§ WHAT IS EXPECTED:
Copy each line from the data that has the word "Units" in it.

[Records from a data source]
····················
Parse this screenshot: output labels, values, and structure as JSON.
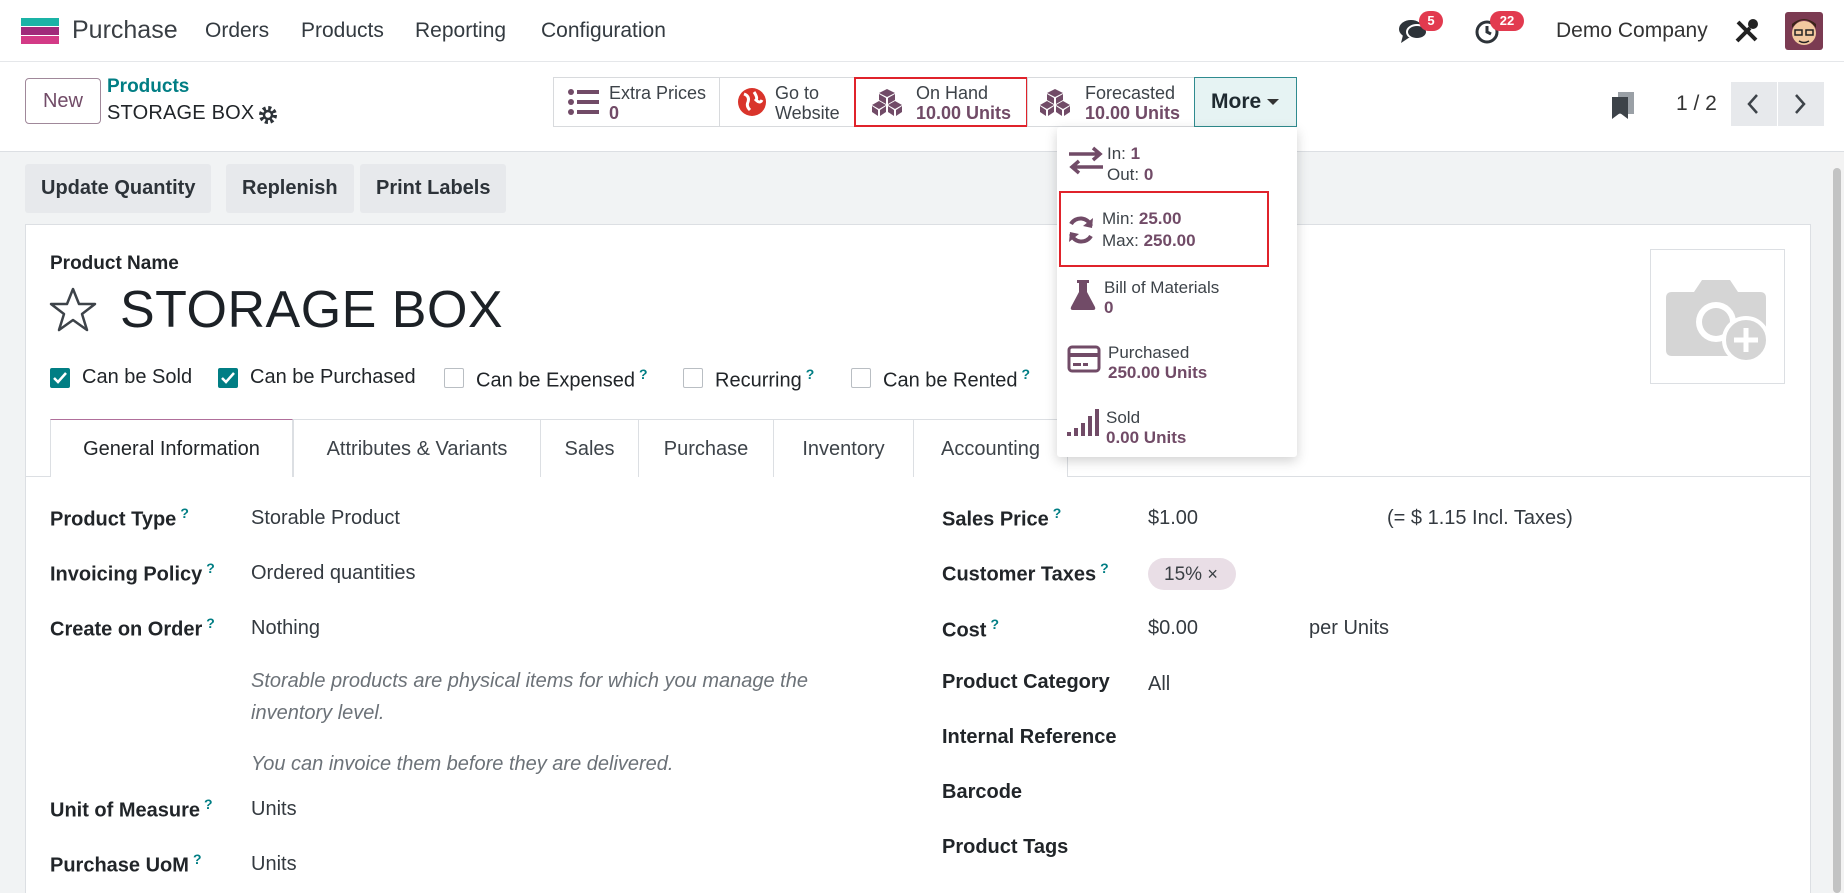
{
  "app": {
    "name": "Purchase"
  },
  "nav": [
    "Orders",
    "Products",
    "Reporting",
    "Configuration"
  ],
  "systray": {
    "messages_count": "5",
    "activities_count": "22",
    "company": "Demo Company"
  },
  "control_panel": {
    "new_label": "New",
    "breadcrumb_parent": "Products",
    "breadcrumb_current": "STORAGE BOX",
    "pager": "1 / 2"
  },
  "smart_buttons": {
    "extra_prices": {
      "label": "Extra Prices",
      "value": "0"
    },
    "website": {
      "label1": "Go to",
      "label2": "Website"
    },
    "on_hand": {
      "label": "On Hand",
      "value": "10.00 Units"
    },
    "forecasted": {
      "label": "Forecasted",
      "value": "10.00 Units"
    },
    "more": "More"
  },
  "more_menu": {
    "in_label": "In:",
    "in_value": "1",
    "out_label": "Out:",
    "out_value": "0",
    "min_label": "Min:",
    "min_value": "25.00",
    "max_label": "Max:",
    "max_value": "250.00",
    "bom_label": "Bill of Materials",
    "bom_value": "0",
    "purchased_label": "Purchased",
    "purchased_value": "250.00 Units",
    "sold_label": "Sold",
    "sold_value": "0.00 Units"
  },
  "actions": [
    "Update Quantity",
    "Replenish",
    "Print Labels"
  ],
  "product": {
    "name_label": "Product Name",
    "name": "STORAGE BOX",
    "checkboxes": [
      {
        "label": "Can be Sold",
        "checked": true,
        "help": ""
      },
      {
        "label": "Can be Purchased",
        "checked": true,
        "help": ""
      },
      {
        "label": "Can be Expensed",
        "checked": false,
        "help": "?"
      },
      {
        "label": "Recurring",
        "checked": false,
        "help": "?"
      },
      {
        "label": "Can be Rented",
        "checked": false,
        "help": "?"
      }
    ]
  },
  "tabs": [
    "General Information",
    "Attributes & Variants",
    "Sales",
    "Purchase",
    "Inventory",
    "Accounting"
  ],
  "left_fields": {
    "product_type_label": "Product Type",
    "product_type": "Storable Product",
    "invoicing_label": "Invoicing Policy",
    "invoicing": "Ordered quantities",
    "create_label": "Create on Order",
    "create": "Nothing",
    "hint1": "Storable products are physical items for which you manage the inventory level.",
    "hint2": "You can invoice them before they are delivered.",
    "uom_label": "Unit of Measure",
    "uom": "Units",
    "puom_label": "Purchase UoM",
    "puom": "Units"
  },
  "right_fields": {
    "sales_price_label": "Sales Price",
    "sales_price": "$1.00",
    "incl_taxes": "(= $ 1.15 Incl. Taxes)",
    "taxes_label": "Customer Taxes",
    "tax_tag": "15%",
    "cost_label": "Cost",
    "cost": "$0.00",
    "cost_unit": "per Units",
    "category_label": "Product Category",
    "category": "All",
    "internal_ref_label": "Internal Reference",
    "barcode_label": "Barcode",
    "tags_label": "Product Tags"
  },
  "colors": {
    "brand": "#714b67",
    "accent": "#017e84",
    "highlight": "#e0232b"
  }
}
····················
§ WORKED SOLUTION:
      "value": "10.00 Units"
      "value": "10.00 Units"
    "purchased_value": "250.00 Units",
    "sold_value": "0.00 Units"
    "uom": "Units",
    "puom": "Units"
    "cost_unit": "per Units",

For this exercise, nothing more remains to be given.